Entries from a dataset of interfaces
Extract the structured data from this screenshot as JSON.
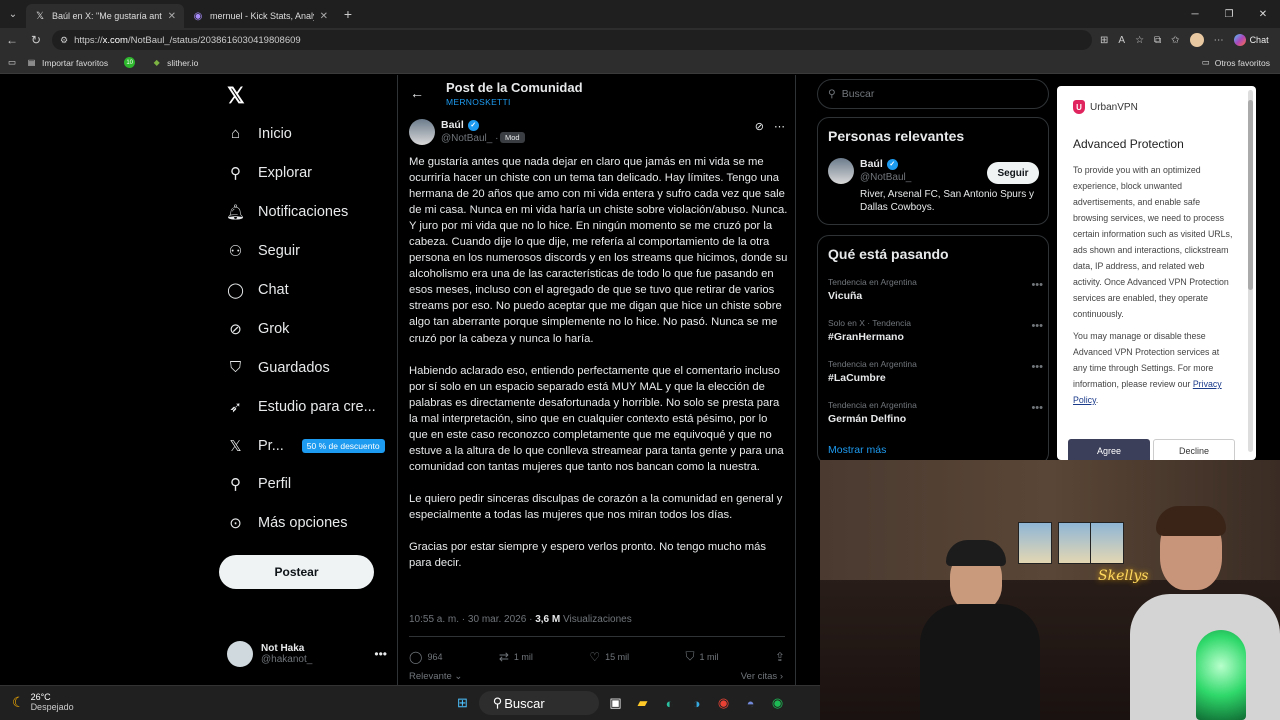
{
  "browser": {
    "tabs": [
      {
        "title": "Baúl en X: \"Me gustaría antes que",
        "icon": "x-logo-icon",
        "active": true
      },
      {
        "title": "mernuel - Kick Stats, Analytics and",
        "icon": "stats-site-icon",
        "active": false
      }
    ],
    "url_prefix": "https://",
    "url_host": "x.com",
    "url_path": "/NotBaul_/status/2038616030419808609",
    "chat_label": "Chat",
    "bookmarks": [
      {
        "label": "Importar favoritos"
      },
      {
        "label": "",
        "badge": "10"
      },
      {
        "label": "slither.io"
      }
    ],
    "other_bookmarks": "Otros favoritos"
  },
  "nav": {
    "items": [
      {
        "label": "Inicio",
        "icon": "home-icon"
      },
      {
        "label": "Explorar",
        "icon": "search-icon"
      },
      {
        "label": "Notificaciones",
        "icon": "bell-icon"
      },
      {
        "label": "Seguir",
        "icon": "add-person-icon"
      },
      {
        "label": "Chat",
        "icon": "chat-bubble-icon"
      },
      {
        "label": "Grok",
        "icon": "grok-icon"
      },
      {
        "label": "Guardados",
        "icon": "bookmark-icon"
      },
      {
        "label": "Estudio para cre...",
        "icon": "rocket-icon"
      },
      {
        "label": "Pr...",
        "icon": "x-logo-icon"
      },
      {
        "label": "Perfil",
        "icon": "person-icon"
      },
      {
        "label": "Más opciones",
        "icon": "more-circle-icon"
      }
    ],
    "promo_badge": "50 % de descuento",
    "post_button": "Postear",
    "account": {
      "name": "Not Haka",
      "handle": "@hakanot_"
    }
  },
  "post": {
    "header_title": "Post de la Comunidad",
    "community": "MERNOSKETTI",
    "author_name": "Baúl",
    "author_handle": "@NotBaul_ ·",
    "mod_badge": "Mod",
    "paragraphs": [
      "Me gustaría antes que nada dejar en claro que jamás en mi vida se me ocurriría hacer un chiste con un tema tan delicado. Hay límites. Tengo una hermana de 20 años que amo con mi vida entera y sufro cada vez que sale de mi casa. Nunca en mi vida haría un chiste sobre violación/abuso. Nunca. Y juro por mi vida que no lo hice. En ningún momento se me cruzó por la cabeza. Cuando dije lo que dije, me refería al comportamiento de la otra persona en los numerosos discords y en los streams que hicimos, donde su alcoholismo era una de las características de todo lo que fue pasando en esos meses, incluso con el agregado de que se tuvo que retirar de varios streams por eso. No puedo aceptar que me digan que hice un chiste sobre algo tan aberrante porque simplemente no lo hice. No pasó. Nunca se me cruzó por la cabeza y nunca lo haría.",
      "Habiendo aclarado eso, entiendo perfectamente que el comentario incluso por sí solo en un espacio separado está MUY MAL y que la elección de palabras es directamente desafortunada y horrible. No solo se presta para la mal interpretación, sino que en cualquier contexto está pésimo, por lo que en este caso reconozco completamente que me equivoqué y que no estuve a la altura de lo que conlleva streamear para tanta gente y para una comunidad con tantas mujeres que tanto nos bancan como la nuestra.",
      "Le quiero pedir sinceras disculpas de corazón a la comunidad en general y especialmente a todas las mujeres que nos miran todos los días.",
      "Gracias por estar siempre y espero verlos pronto. No tengo mucho más para decir."
    ],
    "timestamp": "10:55 a. m. · 30 mar. 2026 ·",
    "views_count": "3,6 M",
    "views_label": "Visualizaciones",
    "replies": "964",
    "reposts": "1 mil",
    "likes": "15 mil",
    "bookmarks": "1 mil",
    "sort_label": "Relevante",
    "quotes_label": "Ver citas"
  },
  "sidebar": {
    "search_placeholder": "Buscar",
    "relevant_title": "Personas relevantes",
    "relevant_person": {
      "name": "Baúl",
      "handle": "@NotBaul_",
      "bio": "River, Arsenal FC, San Antonio Spurs y Dallas Cowboys.",
      "follow_label": "Seguir"
    },
    "trends_title": "Qué está pasando",
    "trends": [
      {
        "context": "Tendencia en Argentina",
        "topic": "Vicuña"
      },
      {
        "context": "Solo en X · Tendencia",
        "topic": "#GranHermano"
      },
      {
        "context": "Tendencia en Argentina",
        "topic": "#LaCumbre"
      },
      {
        "context": "Tendencia en Argentina",
        "topic": "Germán Delfino"
      }
    ],
    "show_more": "Mostrar más"
  },
  "vpn": {
    "brand": "UrbanVPN",
    "title": "Advanced Protection",
    "text1": "To provide you with an optimized experience, block unwanted advertisements, and enable safe browsing services, we need to process certain information such as visited URLs, ads shown and interactions, clickstream data, IP address, and related web activity. Once Advanced VPN Protection services are enabled, they operate continuously.",
    "text2": "You may manage or disable these Advanced VPN Protection services at any time through Settings. For more information, please review our",
    "privacy_link": "Privacy Policy",
    "agree": "Agree",
    "decline": "Decline"
  },
  "webcam": {
    "neon_sign": "Skellys"
  },
  "taskbar": {
    "temperature": "26°C",
    "condition": "Despejado",
    "search": "Buscar"
  }
}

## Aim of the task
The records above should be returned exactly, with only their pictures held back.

## Result of this task
Extract the structured data from this screenshot as JSON.
{
  "browser": {
    "tabs": [
      {
        "title": "Baúl en X: \"Me gustaría antes que",
        "icon": "x-logo-icon",
        "active": true
      },
      {
        "title": "mernuel - Kick Stats, Analytics and",
        "icon": "stats-site-icon",
        "active": false
      }
    ],
    "url_prefix": "https://",
    "url_host": "x.com",
    "url_path": "/NotBaul_/status/2038616030419808609",
    "chat_label": "Chat",
    "bookmarks": [
      {
        "label": "Importar favoritos"
      },
      {
        "label": "",
        "badge": "10"
      },
      {
        "label": "slither.io"
      }
    ],
    "other_bookmarks": "Otros favoritos"
  },
  "nav": {
    "items": [
      {
        "label": "Inicio",
        "icon": "home-icon"
      },
      {
        "label": "Explorar",
        "icon": "search-icon"
      },
      {
        "label": "Notificaciones",
        "icon": "bell-icon"
      },
      {
        "label": "Seguir",
        "icon": "add-person-icon"
      },
      {
        "label": "Chat",
        "icon": "chat-bubble-icon"
      },
      {
        "label": "Grok",
        "icon": "grok-icon"
      },
      {
        "label": "Guardados",
        "icon": "bookmark-icon"
      },
      {
        "label": "Estudio para cre...",
        "icon": "rocket-icon"
      },
      {
        "label": "Pr...",
        "icon": "x-logo-icon"
      },
      {
        "label": "Perfil",
        "icon": "person-icon"
      },
      {
        "label": "Más opciones",
        "icon": "more-circle-icon"
      }
    ],
    "promo_badge": "50 % de descuento",
    "post_button": "Postear",
    "account": {
      "name": "Not Haka",
      "handle": "@hakanot_"
    }
  },
  "post": {
    "header_title": "Post de la Comunidad",
    "community": "MERNOSKETTI",
    "author_name": "Baúl",
    "author_handle": "@NotBaul_ ·",
    "mod_badge": "Mod",
    "paragraphs": [
      "Me gustaría antes que nada dejar en claro que jamás en mi vida se me ocurriría hacer un chiste con un tema tan delicado. Hay límites. Tengo una hermana de 20 años que amo con mi vida entera y sufro cada vez que sale de mi casa. Nunca en mi vida haría un chiste sobre violación/abuso. Nunca. Y juro por mi vida que no lo hice. En ningún momento se me cruzó por la cabeza. Cuando dije lo que dije, me refería al comportamiento de la otra persona en los numerosos discords y en los streams que hicimos, donde su alcoholismo era una de las características de todo lo que fue pasando en esos meses, incluso con el agregado de que se tuvo que retirar de varios streams por eso. No puedo aceptar que me digan que hice un chiste sobre algo tan aberrante porque simplemente no lo hice. No pasó. Nunca se me cruzó por la cabeza y nunca lo haría.",
      "Habiendo aclarado eso, entiendo perfectamente que el comentario incluso por sí solo en un espacio separado está MUY MAL y que la elección de palabras es directamente desafortunada y horrible. No solo se presta para la mal interpretación, sino que en cualquier contexto está pésimo, por lo que en este caso reconozco completamente que me equivoqué y que no estuve a la altura de lo que conlleva streamear para tanta gente y para una comunidad con tantas mujeres que tanto nos bancan como la nuestra.",
      "Le quiero pedir sinceras disculpas de corazón a la comunidad en general y especialmente a todas las mujeres que nos miran todos los días.",
      "Gracias por estar siempre y espero verlos pronto. No tengo mucho más para decir."
    ],
    "timestamp": "10:55 a. m. · 30 mar. 2026 ·",
    "views_count": "3,6 M",
    "views_label": "Visualizaciones",
    "replies": "964",
    "reposts": "1 mil",
    "likes": "15 mil",
    "bookmarks": "1 mil",
    "sort_label": "Relevante",
    "quotes_label": "Ver citas"
  },
  "sidebar": {
    "search_placeholder": "Buscar",
    "relevant_title": "Personas relevantes",
    "relevant_person": {
      "name": "Baúl",
      "handle": "@NotBaul_",
      "bio": "River, Arsenal FC, San Antonio Spurs y Dallas Cowboys.",
      "follow_label": "Seguir"
    },
    "trends_title": "Qué está pasando",
    "trends": [
      {
        "context": "Tendencia en Argentina",
        "topic": "Vicuña"
      },
      {
        "context": "Solo en X · Tendencia",
        "topic": "#GranHermano"
      },
      {
        "context": "Tendencia en Argentina",
        "topic": "#LaCumbre"
      },
      {
        "context": "Tendencia en Argentina",
        "topic": "Germán Delfino"
      }
    ],
    "show_more": "Mostrar más"
  },
  "vpn": {
    "brand": "UrbanVPN",
    "title": "Advanced Protection",
    "text1": "To provide you with an optimized experience, block unwanted advertisements, and enable safe browsing services, we need to process certain information such as visited URLs, ads shown and interactions, clickstream data, IP address, and related web activity. Once Advanced VPN Protection services are enabled, they operate continuously.",
    "text2": "You may manage or disable these Advanced VPN Protection services at any time through Settings. For more information, please review our",
    "privacy_link": "Privacy Policy",
    "agree": "Agree",
    "decline": "Decline"
  },
  "webcam": {
    "neon_sign": "Skellys"
  },
  "taskbar": {
    "temperature": "26°C",
    "condition": "Despejado",
    "search": "Buscar"
  }
}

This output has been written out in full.